American Legal Eagles Vie for an Enron Bonanza; A FORMIDABLE WOMAN HOLDS THE CARDS AS LAW FIRMS BATTLE TO LEAD THE RECORD FRAUD CASE
Chambliss, Lauren, Hart, Joanne, The Evening Standard (London, England)
Byline: LAUREN CHAMBLISS;JOANNE HART
TEXAS Judge Melinda Harmon is expected soon to hand the Holy Grail of class action legal assignments to one law firm - consolidating control of the dozens of class-action lawsuits against Enron, its board members, former executives and accountants Andersen.
The judge will probably pick one of three teams of powerhouse law firms currently vying to be the lead plaintiff in the largest business fraud case ever assembled against a single corporation.
In all, 60 investor suits are seeking more than $60 billion ([pound]42 billion) in damages from bankrupt Enron and the others involved in the most spectacular corporate collapse in US history.
Even if only a fraction of that is eventually recovered, the potential reward to the lead law firm co-ordinating the legal charge could be off the charts, easily surpassing the $262 million awarded to lawyers for their work in the Cendant case, which settled for a record $3.5 billion.
The three law firms - Milberg Weiss Bershad Hynes & Lerach, Lieff Cabraser Heimann & Bernstein and a team combo of Chitwood & Harley and Grant & Eisenhofer - are top dogs in the rough-and-tumble world of classaction litigation, the big-money cases where numerous plaintiffs are rolled into one giant claim.
Milberg Weiss has filed almost half of all shareholders' class-action suits in the US and its flamboyant attorney William Lerach is greatly feared in Silicon Valley, where he has tied up hi-tech companies with collapsed share prices in contentious legal battles for years. Milberg Weiss represents the University of California's activist pension fund, CALPERS, which lost a whopping $144 million when Enron's share price collapsed just before its bankruptcy filing in early December.
New York City and Florida pension funds, which lost $440 million between them, are represented by Lieff Cabraser, a San Franciscobased firm that has won high-profile awards for clients in automobile, tobacco and other consumer classaction cases.
Judge Harmon will consider several factors in merging the 60 shareholder suits and picking a lead firm. The resources of the plaintiffs, how much they lost and the experience of their counsel will all guide her decision. In 1995 Congress passed a Tort Reform Act giving Judges the power to pick the firm best suited to the job - not necessarily the one that first filed a case.
Another factor the judge may consider is whether the lawyers are willing to accept lower fees, given the potential enormity of the amounts involved.

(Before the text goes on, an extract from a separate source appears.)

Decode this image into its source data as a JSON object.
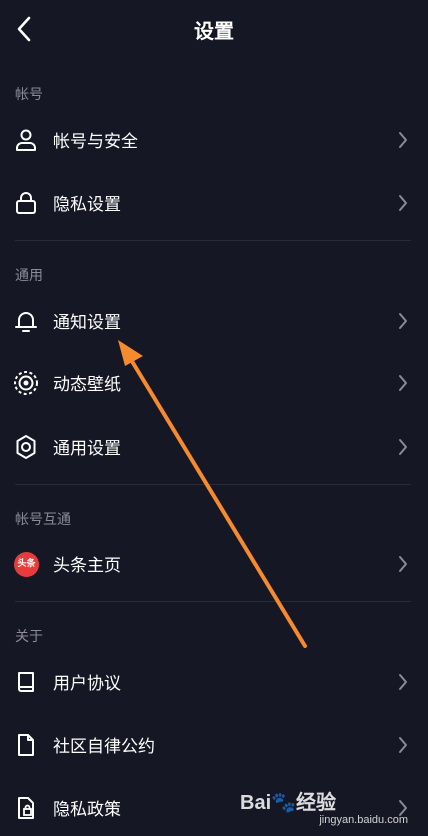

Attorneys typically take anything between 10% and 25% plus expenses, substantially reducing the payoff to the victims they represent. Pressure is mounting in America to keep the lawyers from walking off with a mountain of cash intended for the institutional investors and millions of individual shareholders who lost real money in Enron's share-price collapse.
President George Bush's stepmother lost about $ 8000 when Enron imploded, and she is among the lucky ones. There are countless stories of investors who lost more than half of their savings tied up in stock in a company that Wall Street analysts routinely touted as a new-economy star.
Institutions are particularly keen to limit the lawyers' slice of the classaction pie, says Meredith Miller, assistant treasurer with the State of Connecticut, the lead plaintiff in a case against Waste Management that was also tried in Judge Harmon's courtroom.
"We have made it priority to get the lawyers' fees down below 6% to increase our recovery of assets," says Miller. "We want shareholder suits in which lawyers aren't seen as gobbling everything up."
How much there will be to recover is an open question. Even if the shareholder suits prevail, recovery of damages could be limited because Enron is in bankruptcy and there is a long line of creditors with a claim to Enron assets. …